Furthermore, in reality, the federal government's annual average budget of about N5Tn (about US25bn) is clearly inadequate to galvanise consumer demand and investments in an economy with a gross domestic product value of over $510bn (now actually below $400bn as a result of the 25 percent recent Naira devaluation).

Instructively, private sector spending is actually the primary driver of consumer demand, employment and growth in every successful economy; consequently, government policies are therefore carefully structured to support and fund real sector activities. However, poverty will deepen, so long as, our economic management team, appear helpless to effectively, positively modulate the critical, primary monetary indices of inflation, cost of funds and exchange rate; for example, higher rates of inflation stifle consumer demand and induce poverty where incomes remain static; understandably, of course, without buoyant consumer demand, there would be little or no motivation for investments that would support job creation.
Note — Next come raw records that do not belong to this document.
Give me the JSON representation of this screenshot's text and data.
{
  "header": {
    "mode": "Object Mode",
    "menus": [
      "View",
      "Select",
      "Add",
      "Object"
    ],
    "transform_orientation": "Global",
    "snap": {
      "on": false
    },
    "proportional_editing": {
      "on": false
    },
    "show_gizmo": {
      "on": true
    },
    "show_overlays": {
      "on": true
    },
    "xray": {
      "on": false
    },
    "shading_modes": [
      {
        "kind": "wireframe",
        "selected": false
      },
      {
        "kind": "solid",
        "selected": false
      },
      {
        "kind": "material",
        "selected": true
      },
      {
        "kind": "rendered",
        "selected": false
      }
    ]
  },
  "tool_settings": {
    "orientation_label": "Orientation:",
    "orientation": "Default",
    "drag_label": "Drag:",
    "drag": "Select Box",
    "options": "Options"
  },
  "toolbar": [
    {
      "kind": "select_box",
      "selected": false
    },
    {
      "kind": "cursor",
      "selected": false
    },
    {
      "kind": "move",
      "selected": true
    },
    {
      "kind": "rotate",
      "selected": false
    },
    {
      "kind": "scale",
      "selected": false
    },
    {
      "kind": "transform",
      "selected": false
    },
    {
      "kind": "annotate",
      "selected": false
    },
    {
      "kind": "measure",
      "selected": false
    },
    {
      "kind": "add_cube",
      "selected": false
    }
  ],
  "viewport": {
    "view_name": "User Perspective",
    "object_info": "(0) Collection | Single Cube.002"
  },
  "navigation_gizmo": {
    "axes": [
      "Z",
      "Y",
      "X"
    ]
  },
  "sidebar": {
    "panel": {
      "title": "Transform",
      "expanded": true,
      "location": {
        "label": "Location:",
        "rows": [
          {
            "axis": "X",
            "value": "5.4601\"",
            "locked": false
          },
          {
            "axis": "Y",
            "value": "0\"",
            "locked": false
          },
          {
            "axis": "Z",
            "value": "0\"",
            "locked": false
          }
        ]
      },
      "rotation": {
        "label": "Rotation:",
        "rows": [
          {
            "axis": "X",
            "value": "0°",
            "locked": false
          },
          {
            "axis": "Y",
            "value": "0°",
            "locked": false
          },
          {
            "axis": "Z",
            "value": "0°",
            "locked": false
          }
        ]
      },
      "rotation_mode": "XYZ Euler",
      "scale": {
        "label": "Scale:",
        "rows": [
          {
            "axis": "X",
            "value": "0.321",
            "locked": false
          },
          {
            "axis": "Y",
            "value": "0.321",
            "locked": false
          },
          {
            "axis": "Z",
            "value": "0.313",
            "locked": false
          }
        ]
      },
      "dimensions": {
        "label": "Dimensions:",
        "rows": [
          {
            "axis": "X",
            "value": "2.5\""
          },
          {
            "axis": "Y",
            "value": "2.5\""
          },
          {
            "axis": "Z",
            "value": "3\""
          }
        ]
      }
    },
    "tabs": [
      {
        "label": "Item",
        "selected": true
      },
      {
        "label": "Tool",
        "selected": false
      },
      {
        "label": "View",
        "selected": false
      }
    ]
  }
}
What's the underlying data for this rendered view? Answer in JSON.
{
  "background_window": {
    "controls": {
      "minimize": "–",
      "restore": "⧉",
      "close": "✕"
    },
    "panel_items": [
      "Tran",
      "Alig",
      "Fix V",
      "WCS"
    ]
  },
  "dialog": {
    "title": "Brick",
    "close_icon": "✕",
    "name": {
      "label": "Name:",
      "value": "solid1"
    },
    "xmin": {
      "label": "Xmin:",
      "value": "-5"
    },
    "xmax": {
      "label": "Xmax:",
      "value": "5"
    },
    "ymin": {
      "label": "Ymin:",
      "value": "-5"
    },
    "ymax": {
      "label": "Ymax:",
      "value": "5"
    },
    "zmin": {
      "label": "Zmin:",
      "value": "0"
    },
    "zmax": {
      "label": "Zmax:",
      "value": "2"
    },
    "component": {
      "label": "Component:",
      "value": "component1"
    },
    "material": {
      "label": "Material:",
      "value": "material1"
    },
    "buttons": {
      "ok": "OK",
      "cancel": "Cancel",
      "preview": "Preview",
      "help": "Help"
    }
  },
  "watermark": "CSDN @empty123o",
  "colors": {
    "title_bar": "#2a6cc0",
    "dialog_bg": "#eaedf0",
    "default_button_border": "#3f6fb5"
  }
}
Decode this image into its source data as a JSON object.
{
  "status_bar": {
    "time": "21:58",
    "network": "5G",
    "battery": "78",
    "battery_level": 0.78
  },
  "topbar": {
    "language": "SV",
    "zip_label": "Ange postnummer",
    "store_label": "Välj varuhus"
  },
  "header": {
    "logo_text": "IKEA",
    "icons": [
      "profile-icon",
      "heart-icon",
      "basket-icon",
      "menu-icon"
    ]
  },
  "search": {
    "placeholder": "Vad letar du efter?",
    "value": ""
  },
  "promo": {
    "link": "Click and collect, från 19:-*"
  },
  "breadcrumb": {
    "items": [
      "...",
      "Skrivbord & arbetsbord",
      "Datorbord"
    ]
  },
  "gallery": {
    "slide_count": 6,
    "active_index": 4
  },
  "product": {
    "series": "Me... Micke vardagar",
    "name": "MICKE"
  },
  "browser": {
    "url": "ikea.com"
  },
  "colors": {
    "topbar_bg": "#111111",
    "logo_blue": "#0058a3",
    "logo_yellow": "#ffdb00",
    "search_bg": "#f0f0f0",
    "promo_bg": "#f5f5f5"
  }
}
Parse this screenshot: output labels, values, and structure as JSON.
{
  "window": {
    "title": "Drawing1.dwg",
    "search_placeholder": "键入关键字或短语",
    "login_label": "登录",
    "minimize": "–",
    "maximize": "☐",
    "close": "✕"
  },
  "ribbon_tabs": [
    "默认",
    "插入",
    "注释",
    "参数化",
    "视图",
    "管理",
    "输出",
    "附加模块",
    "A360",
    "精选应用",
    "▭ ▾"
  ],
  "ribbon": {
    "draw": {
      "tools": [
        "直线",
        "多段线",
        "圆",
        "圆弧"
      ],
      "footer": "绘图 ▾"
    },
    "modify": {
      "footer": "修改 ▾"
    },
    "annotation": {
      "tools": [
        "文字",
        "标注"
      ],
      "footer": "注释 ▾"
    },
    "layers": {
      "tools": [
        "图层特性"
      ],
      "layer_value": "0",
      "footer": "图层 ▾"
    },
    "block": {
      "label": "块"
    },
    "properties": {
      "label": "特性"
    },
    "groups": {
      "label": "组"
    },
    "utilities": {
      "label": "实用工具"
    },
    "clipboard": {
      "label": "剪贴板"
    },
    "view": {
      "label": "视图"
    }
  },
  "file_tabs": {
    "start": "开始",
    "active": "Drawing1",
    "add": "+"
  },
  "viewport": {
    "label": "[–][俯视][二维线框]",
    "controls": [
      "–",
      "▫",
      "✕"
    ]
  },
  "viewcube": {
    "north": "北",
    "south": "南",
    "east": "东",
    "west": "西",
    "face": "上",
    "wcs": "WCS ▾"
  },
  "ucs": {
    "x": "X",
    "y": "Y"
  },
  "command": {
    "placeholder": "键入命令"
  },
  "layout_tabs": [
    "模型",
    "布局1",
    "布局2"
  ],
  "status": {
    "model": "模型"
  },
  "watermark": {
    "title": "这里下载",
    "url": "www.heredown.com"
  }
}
Similarly, the high cost of funds, currently above 20 per cent clearly increases the risk of borrowing significantly and therefore restrains investment activities and job creation. In the same vein, a Naira exchange rate that is constantly pummeled by CBN's inability to successfully manage Naira liquidity, will inevitably, also increase industrial raw material and production costs and make locally produced goods uncompetitive, and systematically cripple industrial growth and job creation and deepen poverty nationwide.

Indeed, President Buhari's passionate desire to create more jobs and reduce poverty may just remain a fantasy, like the promises of all our former Presidents, if the poison of systemic excess Naira supply continues to create serious distortions in our economic framework, to make the realisation of favourable monetary indices impossible. Curiously, it is our own Central Bank that, undeniably, instigates the scourge of systemic excess liquidity, when it substitutes Naira allocations, every month, for dollar-denominated revenue. PMB's failure to reduce poverty will certainly be sealed, if he, like early Presidents, also remains in denial of this reality.